This week, we’re taking a look at how media deference to a certain group of economic pundits can lead to serious misrepresentation of important political and policy nuances. We’ll be looking at two articles: this one from The Washington Post and this one from The New York Times. Each publication sets the tone for the debate that is continued on from cable news to econ Twitter to the Halls of Actual Power. The Post piece is actually quite a good article overall, documenting a shift in where (and from whom) the Biden administration gets its economic policy advice. On the other hand, what we get from the Times article is absolutely unhinged economic coverage that is ridiculously one-sided commentary from the right about a budget run amok. The common feature? They both enshrine a specific type of moderate economic stance as the stance of economists. Let’s start with the Post… Read More


Politico Rolls Out The Red Carpet For Ripple And Securities Fraud

Events like these have become a major revenue source for trade publications across the board.

Timi Iwayemi, September 30th, 2022
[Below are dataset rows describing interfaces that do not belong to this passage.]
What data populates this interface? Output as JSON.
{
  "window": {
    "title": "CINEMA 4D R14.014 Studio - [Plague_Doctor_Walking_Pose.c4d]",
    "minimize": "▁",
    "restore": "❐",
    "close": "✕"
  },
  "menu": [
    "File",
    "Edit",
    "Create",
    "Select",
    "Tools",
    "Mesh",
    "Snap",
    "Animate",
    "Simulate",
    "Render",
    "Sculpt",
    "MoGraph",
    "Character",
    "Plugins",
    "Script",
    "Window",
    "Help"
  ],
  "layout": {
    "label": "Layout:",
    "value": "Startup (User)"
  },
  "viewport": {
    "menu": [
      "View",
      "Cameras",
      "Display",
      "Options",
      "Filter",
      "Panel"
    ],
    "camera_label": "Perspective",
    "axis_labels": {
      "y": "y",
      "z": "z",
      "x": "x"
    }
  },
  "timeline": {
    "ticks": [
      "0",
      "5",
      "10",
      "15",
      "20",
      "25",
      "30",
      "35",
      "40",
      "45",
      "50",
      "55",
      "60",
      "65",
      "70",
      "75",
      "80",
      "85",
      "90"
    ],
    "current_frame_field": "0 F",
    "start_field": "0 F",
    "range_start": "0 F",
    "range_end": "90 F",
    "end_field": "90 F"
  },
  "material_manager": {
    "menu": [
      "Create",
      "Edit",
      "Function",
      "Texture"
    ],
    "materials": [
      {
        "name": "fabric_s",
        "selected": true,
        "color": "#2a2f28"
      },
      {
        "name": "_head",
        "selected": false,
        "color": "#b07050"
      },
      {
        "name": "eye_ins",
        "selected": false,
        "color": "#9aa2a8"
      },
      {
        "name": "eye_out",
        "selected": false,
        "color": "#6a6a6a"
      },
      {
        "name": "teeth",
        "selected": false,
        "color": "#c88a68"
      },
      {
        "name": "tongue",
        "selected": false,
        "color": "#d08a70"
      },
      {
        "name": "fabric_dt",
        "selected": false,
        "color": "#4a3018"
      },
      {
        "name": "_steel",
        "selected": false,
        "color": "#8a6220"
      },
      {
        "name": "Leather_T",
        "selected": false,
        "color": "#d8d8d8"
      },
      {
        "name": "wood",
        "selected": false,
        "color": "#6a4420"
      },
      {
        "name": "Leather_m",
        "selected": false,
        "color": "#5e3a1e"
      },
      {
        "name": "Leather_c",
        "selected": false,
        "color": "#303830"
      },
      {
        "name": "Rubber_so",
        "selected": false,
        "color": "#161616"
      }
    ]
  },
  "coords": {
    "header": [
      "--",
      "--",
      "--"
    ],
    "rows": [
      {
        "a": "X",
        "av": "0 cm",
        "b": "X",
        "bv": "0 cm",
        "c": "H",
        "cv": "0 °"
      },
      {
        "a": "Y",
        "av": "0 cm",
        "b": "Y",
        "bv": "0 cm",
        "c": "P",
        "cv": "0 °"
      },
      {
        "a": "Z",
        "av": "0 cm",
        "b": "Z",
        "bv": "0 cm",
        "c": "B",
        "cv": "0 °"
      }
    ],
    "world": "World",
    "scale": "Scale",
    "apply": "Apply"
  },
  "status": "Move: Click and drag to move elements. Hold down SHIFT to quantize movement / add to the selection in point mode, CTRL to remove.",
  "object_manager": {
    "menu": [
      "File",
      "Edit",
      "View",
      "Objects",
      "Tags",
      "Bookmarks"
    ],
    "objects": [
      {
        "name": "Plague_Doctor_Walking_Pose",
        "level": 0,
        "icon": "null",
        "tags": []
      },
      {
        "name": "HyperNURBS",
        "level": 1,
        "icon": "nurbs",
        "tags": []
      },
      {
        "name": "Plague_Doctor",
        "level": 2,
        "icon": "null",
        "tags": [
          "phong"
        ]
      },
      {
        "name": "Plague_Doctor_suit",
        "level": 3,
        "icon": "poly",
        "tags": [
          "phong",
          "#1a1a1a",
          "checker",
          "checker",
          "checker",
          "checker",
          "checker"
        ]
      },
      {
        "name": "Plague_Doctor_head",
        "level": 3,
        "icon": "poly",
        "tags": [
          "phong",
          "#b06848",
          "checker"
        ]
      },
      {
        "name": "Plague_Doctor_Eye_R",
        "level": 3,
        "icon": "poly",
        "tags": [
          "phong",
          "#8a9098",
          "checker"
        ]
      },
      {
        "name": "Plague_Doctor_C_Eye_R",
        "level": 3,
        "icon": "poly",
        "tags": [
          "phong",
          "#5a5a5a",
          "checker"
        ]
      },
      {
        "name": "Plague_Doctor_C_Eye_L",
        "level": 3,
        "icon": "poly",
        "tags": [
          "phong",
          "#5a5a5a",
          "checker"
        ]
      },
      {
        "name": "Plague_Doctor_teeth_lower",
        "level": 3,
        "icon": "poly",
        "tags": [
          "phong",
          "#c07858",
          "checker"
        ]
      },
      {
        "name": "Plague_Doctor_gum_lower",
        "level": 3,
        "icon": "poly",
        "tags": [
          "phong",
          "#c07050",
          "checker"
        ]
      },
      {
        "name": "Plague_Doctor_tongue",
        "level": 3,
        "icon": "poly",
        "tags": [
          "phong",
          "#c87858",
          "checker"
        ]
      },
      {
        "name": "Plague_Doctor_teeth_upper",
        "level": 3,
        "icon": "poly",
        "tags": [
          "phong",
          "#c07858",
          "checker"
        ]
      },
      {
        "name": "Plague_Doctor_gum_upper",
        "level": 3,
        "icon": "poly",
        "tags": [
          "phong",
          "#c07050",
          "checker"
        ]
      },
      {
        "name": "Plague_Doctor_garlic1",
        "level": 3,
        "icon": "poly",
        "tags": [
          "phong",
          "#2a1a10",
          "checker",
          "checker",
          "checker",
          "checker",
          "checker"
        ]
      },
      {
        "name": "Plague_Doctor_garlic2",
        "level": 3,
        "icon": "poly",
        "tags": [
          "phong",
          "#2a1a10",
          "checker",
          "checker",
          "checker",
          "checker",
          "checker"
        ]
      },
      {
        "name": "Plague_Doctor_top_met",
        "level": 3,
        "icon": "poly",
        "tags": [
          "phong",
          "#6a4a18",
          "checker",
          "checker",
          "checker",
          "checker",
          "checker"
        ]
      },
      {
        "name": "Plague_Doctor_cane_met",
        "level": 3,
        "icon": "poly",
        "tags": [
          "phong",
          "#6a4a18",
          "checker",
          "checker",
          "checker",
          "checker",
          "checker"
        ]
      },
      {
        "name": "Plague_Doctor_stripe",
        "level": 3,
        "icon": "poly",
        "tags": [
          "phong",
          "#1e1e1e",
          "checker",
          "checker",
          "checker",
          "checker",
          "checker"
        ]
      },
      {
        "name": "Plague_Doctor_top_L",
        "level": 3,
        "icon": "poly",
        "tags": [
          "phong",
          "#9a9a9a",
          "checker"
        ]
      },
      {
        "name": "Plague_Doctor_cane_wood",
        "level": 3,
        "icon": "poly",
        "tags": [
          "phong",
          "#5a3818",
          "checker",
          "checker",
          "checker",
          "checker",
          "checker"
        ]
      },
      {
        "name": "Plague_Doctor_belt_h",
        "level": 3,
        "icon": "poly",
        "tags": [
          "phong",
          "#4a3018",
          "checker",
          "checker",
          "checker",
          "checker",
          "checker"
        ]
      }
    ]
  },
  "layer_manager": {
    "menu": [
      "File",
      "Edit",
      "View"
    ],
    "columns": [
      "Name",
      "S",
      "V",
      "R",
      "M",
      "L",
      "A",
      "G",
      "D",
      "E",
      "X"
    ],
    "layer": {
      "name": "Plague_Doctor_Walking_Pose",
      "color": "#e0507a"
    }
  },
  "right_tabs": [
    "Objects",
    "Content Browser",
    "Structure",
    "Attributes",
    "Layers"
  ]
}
Last Tuesday, Politico hosted an event, Writing the Rules of Crypto, which was sponsored by Ripple — the crypto platform currently being sued by the Securities and Exchange Commission for raising over a billion dollars through the sale of token XRP in unregistered securities transactions. No doubt, corporate sponsorship of editorial products is a key part of Politico’s operation (hardly unprecedented, to be sure; the New York Times ran 819 op-ed page “advertorials” from Mobil from 1985 through 2000). Chevron, ExxonMobil and the American Petroleum Institute are regular sponsors of its Power Switch newsletter which is supposed to be a “guide to the political forces shaping the energy transformation.” The guide is presented by the political forces blocking the energy transformation… Read More


So About Those Rate Hikes…

Few of the pundits who sprang to Jerome Powell’s defense last year have acknowledged that their analysis was exactly wrong.

Max Moran and Dylan Gyauch-Lewis, September 23rd, 2022

On Wednesday afternoon, the Federal Reserve announced it was hiking interest rates by 75 basis points (0.75%, 1bp = 0.01%). More importantly, Fed Chairman Jerome Powell, in his press conference discussing the rate hike’s announcement, promised to “keep at it,” making it clear that the central bank isn’t done yet. The Fed is now projecting that rates will rise further up to about 4.4 percent, a whole point higher than it projected in June. This comes as reticence from economists and business leaders is building… Read More


From Inflation To Rail, The Media Beats Up On Workers

It’s easy to call for higher unemployment if you won’t be caught without a job, and hard to look at rail workers’ demands when you already have sick leave and family time.

Max Moran and Dylan Gyauch-Lewis, September 9th, 2022

Here’s a thought experiment for you: if a labor leader paid $16 million to settle an alleged kickback scheme with the third-largest pension fund in the country, would the media give them free airtime? If they did get airtime, would the host let them go the whole segment without asking about the self-dealing and rumors?… Read More


Economists Outraged That Politics Is Hard, Actually

If student debt cancellation is too blunt for Jason Furman and Melissa Kearney, what’s their actual alternative plan?

Max Moran, August 30th, 2022

We’re living through a real renaissance of political-economic thought. Thinkers across the country are resurrecting and updating older traditions; fusing once-separate schools of thought; and developing completely novel approaches to solve today’s problems, from climate change to financialization to healthcare… Read More